- Data for this task:
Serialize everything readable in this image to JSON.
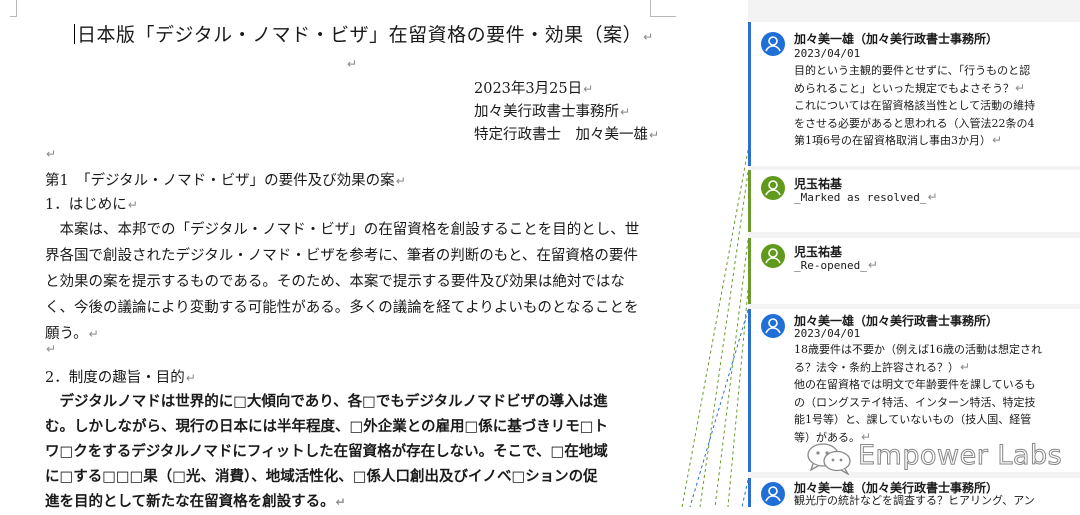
{
  "pilcrow": "↵",
  "document": {
    "title": "日本版「デジタル・ノマド・ビザ」在留資格の要件・効果（案）",
    "date": "2023年3月25日",
    "office": "加々美行政書士事務所",
    "author_line": "特定行政書士　加々美一雄",
    "section1_heading": "第1　「デジタル・ノマド・ビザ」の要件及び効果の案",
    "section1_sub": "1．はじめに",
    "para1": [
      "　本案は、本邦での「デジタル・ノマド・ビザ」の在留資格を創設することを目的とし、世",
      "界各国で創設されたデジタル・ノマド・ビザを参考に、筆者の判断のもと、在留資格の要件",
      "と効果の案を提示するものである。そのため、本案で提示する要件及び効果は絶対ではな",
      "く、今後の議論により変動する可能性がある。多くの議論を経てよりよいものとなることを",
      "願う。"
    ],
    "section2_sub": "2．制度の趣旨・目的",
    "para2": [
      "　デジタルノマドは世界的に□大傾向であり、各□でもデジタルノマドビザの導入は進",
      "む。しかしながら、現行の日本には半年程度、□外企業との雇用□係に基づきリモ□ト",
      "ワ□クをするデジタルノマドにフィットした在留資格が存在しない。そこで、□在地域",
      "に□する□□□果（□光、消費）、地域活性化、□係人口創出及びイノベ□ションの促",
      "進を目的として新たな在留資格を創設する。"
    ]
  },
  "comments": [
    {
      "author": "加々美一雄（加々美行政書士事務所）",
      "date": "2023/04/01",
      "lines": [
        "目的という主観的要件とせずに、「行うものと認",
        "められること」といった規定でもよさそう？",
        "これについては在留資格該当性として活動の維持",
        "をさせる必要があると思われる（入管法22条の4",
        "第1項6号の在留資格取消し事由3か月）"
      ]
    },
    {
      "author": "児玉祐基",
      "status": "_Marked as resolved_"
    },
    {
      "author": "児玉祐基",
      "status": "_Re-opened_"
    },
    {
      "author": "加々美一雄（加々美行政書士事務所）",
      "date": "2023/04/01",
      "lines": [
        "18歳要件は不要か（例えば16歳の活動は想定され",
        "る？法令・条約上許容される？）",
        "他の在留資格では明文で年齢要件を課しているも",
        "の（ロングステイ特活、インターン特活、特定技",
        "能1号等）と、課していないもの（技人国、経管",
        "等）がある。"
      ]
    },
    {
      "author": "加々美一雄（加々美行政書士事務所）",
      "lines": [
        "観光庁の統計などを調査する？ヒアリング、アン"
      ]
    }
  ],
  "watermark": {
    "text": "Empower Labs",
    "icon": "wechat-icon"
  },
  "colors": {
    "author1_bar": "#2b6fd0",
    "author2_bar": "#6b9a2e",
    "author1_avatar": "#1f6fd6",
    "author2_avatar": "#5f9a1c",
    "pane_bg": "#f3f3f3"
  }
}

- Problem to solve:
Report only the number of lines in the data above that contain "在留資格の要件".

- Answer:
2